→ Exercise brief: Would you show every line from the records that holds "image"?

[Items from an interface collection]
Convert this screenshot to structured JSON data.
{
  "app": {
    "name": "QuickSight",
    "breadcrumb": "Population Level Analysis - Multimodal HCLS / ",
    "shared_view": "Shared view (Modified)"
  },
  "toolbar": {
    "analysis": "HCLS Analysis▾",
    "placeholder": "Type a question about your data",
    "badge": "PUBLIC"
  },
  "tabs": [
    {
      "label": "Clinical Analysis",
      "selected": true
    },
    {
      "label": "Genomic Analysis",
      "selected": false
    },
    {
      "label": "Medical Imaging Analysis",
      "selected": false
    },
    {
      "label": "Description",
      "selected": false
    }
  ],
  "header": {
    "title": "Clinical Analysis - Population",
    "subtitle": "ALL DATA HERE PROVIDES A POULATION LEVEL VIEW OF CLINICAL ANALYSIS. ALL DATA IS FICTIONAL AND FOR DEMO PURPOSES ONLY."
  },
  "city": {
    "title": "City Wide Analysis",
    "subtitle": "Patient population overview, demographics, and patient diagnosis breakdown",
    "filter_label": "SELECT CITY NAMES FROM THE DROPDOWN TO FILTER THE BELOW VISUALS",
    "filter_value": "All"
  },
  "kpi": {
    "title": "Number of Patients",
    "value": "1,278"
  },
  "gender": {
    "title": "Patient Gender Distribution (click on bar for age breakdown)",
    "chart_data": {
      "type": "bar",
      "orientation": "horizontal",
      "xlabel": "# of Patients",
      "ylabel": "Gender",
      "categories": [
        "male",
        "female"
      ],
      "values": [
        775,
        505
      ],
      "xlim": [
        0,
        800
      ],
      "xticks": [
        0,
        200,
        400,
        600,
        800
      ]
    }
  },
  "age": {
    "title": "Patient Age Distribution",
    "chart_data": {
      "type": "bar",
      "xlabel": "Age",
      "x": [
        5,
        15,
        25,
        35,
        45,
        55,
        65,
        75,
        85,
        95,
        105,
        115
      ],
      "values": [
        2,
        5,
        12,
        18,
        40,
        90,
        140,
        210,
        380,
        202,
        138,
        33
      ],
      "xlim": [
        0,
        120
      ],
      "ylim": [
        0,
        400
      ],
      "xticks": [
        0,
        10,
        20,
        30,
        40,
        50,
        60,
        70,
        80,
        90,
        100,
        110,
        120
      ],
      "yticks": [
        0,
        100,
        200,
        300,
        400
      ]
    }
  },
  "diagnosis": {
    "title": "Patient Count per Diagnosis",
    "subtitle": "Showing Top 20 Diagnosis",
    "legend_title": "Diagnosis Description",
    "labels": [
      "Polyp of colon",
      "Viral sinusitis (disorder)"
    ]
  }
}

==

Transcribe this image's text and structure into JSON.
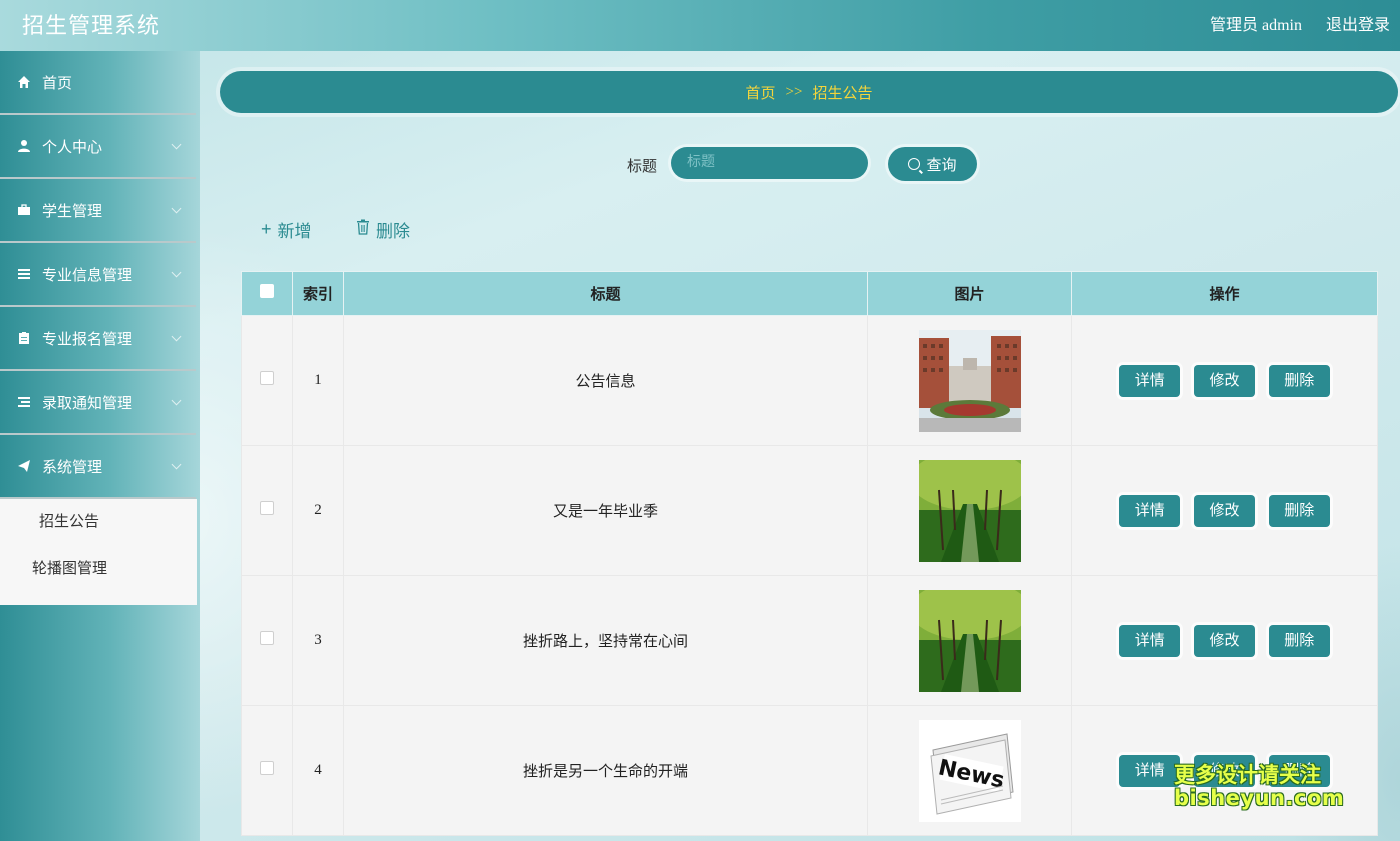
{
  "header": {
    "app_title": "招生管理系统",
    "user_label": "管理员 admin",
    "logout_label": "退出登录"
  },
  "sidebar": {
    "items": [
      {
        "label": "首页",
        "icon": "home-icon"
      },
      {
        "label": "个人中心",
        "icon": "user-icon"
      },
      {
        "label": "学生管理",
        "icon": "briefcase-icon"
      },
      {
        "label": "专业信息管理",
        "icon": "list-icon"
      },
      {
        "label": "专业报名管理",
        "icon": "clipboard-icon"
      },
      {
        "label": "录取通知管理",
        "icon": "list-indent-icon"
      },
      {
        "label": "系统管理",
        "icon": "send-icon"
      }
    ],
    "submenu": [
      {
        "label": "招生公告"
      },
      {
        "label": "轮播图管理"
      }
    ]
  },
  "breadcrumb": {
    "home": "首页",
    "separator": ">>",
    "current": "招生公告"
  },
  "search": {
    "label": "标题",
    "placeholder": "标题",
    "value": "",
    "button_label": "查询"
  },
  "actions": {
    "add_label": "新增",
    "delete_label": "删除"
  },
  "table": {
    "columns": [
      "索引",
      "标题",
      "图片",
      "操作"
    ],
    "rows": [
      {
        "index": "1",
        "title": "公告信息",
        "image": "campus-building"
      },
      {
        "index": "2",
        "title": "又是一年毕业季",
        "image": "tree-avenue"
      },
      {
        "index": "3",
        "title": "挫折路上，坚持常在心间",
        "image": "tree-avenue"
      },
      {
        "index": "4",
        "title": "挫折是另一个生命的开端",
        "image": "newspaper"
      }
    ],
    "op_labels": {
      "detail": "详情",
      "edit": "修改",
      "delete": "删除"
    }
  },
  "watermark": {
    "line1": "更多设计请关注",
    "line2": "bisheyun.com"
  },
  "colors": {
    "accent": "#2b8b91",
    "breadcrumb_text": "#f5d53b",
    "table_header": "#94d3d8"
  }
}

→ Result of the exercise:
Transcribe this image's text and structure into JSON.
        "image": "campus-building"
        "image": "tree-avenue"
        "image": "tree-avenue"
        "image": "newspaper"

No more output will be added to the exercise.